**Task objective**.
An exact printout of all the entries is required.

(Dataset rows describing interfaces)
====================
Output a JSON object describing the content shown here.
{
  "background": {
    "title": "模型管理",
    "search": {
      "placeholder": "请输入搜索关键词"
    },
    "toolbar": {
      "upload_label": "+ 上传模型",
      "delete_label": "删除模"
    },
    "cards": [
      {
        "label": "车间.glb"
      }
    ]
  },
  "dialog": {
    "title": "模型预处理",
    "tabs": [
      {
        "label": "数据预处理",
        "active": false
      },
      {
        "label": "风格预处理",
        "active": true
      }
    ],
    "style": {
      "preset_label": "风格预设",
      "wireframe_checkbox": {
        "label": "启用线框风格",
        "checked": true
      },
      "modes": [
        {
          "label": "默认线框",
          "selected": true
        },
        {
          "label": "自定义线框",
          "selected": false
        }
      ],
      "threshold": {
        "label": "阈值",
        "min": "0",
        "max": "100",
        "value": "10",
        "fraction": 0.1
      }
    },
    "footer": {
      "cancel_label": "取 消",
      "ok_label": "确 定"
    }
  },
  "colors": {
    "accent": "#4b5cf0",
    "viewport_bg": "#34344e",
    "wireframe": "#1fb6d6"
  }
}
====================
**Solved exercise**.
Output a JSON object describing the content shown here.
{
  "background": {
    "title": "模型管理",
    "search": {
      "placeholder": "请输入搜索关键词"
    },
    "toolbar": {
      "upload_label": "+ 上传模型",
      "delete_label": "删除模"
    },
    "cards": [
      {
        "label": "车间.glb"
      }
    ]
  },
  "dialog": {
    "title": "模型预处理",
    "tabs": [
      {
        "label": "数据预处理",
        "active": false
      },
      {
        "label": "风格预处理",
        "active": true
      }
    ],
    "style": {
      "preset_label": "风格预设",
      "wireframe_checkbox": {
        "label": "启用线框风格",
        "checked": true
      },
      "modes": [
        {
          "label": "默认线框",
          "selected": true
        },
        {
          "label": "自定义线框",
          "selected": false
        }
      ],
      "threshold": {
        "label": "阈值",
        "min": "0",
        "max": "100",
        "value": "10",
        "fraction": 0.1
      }
    },
    "footer": {
      "cancel_label": "取 消",
      "ok_label": "确 定"
    }
  },
  "colors": {
    "accent": "#4b5cf0",
    "viewport_bg": "#34344e",
    "wireframe": "#1fb6d6"
  }
}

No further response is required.